John Councilman, president of AMC Mortgage, at his office in Fallston, Maryland, on July 13, 2010.
Where did all the jobs go? Small and medium-sized businesses are the major source of new job creation, and they are not hiring. Startup businesses, which contribute a fifth of the nation's new jobs, often can't even get off the ground. Why?

In a June 30 article in The Wall Street Journal titled "Smaller Businesses Seeking Loans Still Come Up Empty," Emily Maltby reported that business owners rank access to capital as the most important issue facing them today; and only 17 percent of smaller businesses said they were able to land needed bank financing. Businesses have to pay for workers and materials before they can get paid for the products they produce and for that they need bank credit; but they are reporting that their credit lines are being cut. They are being pushed instead into credit card accounts that average 16 percent interest, more than double the rate of the average business loan.

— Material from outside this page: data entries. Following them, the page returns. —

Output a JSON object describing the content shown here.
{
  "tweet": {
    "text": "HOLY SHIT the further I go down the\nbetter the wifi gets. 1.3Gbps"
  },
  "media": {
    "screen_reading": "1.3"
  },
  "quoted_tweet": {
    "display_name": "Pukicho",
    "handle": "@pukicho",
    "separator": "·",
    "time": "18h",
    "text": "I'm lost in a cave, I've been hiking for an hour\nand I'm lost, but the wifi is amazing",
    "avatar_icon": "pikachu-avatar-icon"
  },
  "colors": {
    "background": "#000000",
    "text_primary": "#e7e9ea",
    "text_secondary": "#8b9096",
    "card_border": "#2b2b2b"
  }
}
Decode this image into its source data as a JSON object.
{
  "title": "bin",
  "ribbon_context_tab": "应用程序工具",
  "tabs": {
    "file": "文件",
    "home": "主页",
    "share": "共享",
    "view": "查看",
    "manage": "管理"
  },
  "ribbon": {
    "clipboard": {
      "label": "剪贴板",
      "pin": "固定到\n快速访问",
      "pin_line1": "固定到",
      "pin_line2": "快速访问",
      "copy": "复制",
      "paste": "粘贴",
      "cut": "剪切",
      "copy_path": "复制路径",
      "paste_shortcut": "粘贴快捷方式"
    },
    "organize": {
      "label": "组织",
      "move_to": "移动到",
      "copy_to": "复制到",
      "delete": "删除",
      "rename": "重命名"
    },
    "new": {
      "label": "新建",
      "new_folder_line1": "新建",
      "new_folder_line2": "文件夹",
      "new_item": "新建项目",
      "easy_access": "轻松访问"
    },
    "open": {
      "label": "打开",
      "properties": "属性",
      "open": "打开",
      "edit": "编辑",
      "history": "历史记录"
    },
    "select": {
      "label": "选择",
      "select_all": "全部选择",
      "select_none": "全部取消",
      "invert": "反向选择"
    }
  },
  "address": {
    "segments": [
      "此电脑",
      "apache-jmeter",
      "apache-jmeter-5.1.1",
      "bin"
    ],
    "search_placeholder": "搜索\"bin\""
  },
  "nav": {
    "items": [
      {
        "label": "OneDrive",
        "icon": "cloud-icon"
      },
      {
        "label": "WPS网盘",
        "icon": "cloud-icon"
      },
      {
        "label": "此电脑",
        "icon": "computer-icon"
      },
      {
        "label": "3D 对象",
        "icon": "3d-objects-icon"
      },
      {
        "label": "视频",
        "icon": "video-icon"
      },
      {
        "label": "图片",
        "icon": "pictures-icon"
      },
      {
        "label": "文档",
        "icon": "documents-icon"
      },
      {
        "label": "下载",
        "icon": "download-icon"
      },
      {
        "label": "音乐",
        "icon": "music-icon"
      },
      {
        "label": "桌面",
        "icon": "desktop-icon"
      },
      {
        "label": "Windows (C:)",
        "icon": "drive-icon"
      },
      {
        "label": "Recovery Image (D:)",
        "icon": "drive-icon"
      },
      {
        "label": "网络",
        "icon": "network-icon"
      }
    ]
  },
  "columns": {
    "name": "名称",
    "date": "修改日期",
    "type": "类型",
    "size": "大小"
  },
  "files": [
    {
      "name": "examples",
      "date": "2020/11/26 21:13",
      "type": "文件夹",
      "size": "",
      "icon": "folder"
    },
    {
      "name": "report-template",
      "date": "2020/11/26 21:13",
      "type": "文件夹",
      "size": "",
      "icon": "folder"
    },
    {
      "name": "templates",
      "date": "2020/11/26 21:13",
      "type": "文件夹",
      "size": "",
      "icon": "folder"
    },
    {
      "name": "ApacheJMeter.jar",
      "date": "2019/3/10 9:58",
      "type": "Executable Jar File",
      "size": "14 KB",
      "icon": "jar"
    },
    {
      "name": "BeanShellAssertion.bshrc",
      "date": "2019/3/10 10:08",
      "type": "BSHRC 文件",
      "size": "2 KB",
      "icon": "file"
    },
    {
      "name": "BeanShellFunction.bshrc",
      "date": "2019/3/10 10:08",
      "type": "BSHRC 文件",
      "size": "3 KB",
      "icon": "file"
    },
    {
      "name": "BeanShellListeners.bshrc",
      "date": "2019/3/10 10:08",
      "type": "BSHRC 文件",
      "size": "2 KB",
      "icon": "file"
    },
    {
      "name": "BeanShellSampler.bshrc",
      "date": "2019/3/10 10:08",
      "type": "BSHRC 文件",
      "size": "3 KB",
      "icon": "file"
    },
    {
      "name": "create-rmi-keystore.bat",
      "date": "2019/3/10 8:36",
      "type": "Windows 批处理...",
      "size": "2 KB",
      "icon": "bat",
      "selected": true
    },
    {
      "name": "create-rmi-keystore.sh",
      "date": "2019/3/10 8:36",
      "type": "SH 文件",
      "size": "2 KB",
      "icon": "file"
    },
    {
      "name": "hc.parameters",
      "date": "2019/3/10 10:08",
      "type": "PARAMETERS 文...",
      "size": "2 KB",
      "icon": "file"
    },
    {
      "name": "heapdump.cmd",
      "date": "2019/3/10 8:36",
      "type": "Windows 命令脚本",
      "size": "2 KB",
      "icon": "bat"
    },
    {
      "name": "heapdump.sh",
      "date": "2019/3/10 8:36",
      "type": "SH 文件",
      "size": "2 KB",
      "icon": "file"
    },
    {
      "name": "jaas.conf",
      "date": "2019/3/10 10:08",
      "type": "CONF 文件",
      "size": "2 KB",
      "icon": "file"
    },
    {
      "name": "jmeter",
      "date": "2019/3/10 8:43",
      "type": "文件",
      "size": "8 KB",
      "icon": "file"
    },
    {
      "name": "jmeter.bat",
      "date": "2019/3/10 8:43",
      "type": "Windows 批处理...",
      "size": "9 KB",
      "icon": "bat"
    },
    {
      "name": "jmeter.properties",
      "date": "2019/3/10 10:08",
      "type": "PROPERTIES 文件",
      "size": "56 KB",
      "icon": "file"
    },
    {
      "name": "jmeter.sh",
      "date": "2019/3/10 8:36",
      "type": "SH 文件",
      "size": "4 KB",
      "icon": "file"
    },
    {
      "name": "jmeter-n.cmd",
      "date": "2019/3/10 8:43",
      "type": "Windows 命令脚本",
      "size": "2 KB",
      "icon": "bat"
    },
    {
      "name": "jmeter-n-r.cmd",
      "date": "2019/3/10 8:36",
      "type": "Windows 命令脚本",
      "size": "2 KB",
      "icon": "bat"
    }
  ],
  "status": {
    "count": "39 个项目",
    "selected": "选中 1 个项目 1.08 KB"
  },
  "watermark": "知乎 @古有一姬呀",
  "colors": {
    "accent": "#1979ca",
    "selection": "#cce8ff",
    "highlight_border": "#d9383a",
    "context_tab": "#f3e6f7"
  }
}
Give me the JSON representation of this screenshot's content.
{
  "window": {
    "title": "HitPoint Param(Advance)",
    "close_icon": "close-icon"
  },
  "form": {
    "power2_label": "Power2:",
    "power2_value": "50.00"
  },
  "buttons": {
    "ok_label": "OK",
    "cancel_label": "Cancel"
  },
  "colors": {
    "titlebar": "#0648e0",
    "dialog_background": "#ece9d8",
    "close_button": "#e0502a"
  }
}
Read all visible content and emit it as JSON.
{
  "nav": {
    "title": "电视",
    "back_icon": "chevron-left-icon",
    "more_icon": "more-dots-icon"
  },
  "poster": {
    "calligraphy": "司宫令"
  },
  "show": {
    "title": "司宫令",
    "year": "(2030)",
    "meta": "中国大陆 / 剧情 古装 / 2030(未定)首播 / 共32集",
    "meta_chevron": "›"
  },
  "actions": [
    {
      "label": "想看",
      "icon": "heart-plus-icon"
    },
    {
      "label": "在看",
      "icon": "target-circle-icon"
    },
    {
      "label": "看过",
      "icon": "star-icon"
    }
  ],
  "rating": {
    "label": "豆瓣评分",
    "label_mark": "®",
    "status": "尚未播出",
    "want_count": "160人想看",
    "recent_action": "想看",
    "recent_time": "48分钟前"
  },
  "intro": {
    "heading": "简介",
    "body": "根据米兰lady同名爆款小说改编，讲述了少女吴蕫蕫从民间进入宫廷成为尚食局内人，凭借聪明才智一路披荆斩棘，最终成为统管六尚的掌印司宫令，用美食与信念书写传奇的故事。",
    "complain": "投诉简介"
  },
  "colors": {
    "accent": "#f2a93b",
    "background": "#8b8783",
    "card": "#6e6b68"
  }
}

It is one of many changes in banking trends that have been very lucrative for Wall Street banks, but are killing local businesses.

The Travesty of the $1.6 Trillion in "Excess Reserves"

The bank bailout and the Federal Reserve's two "quantitative easing" programs were supposedly intended to keep credit flowing to the local economy; but despite trillions of dollars thrown at Wall Street banks, these programs have succeeded only in producing mountains of "excess reserves" that are now sitting idle in Federal Reserve bank accounts. A stunning $1.6 trillion in excess reserves has accumulated in bank reserve accounts since the collapse of Lehman Brothers on September 15, 2008.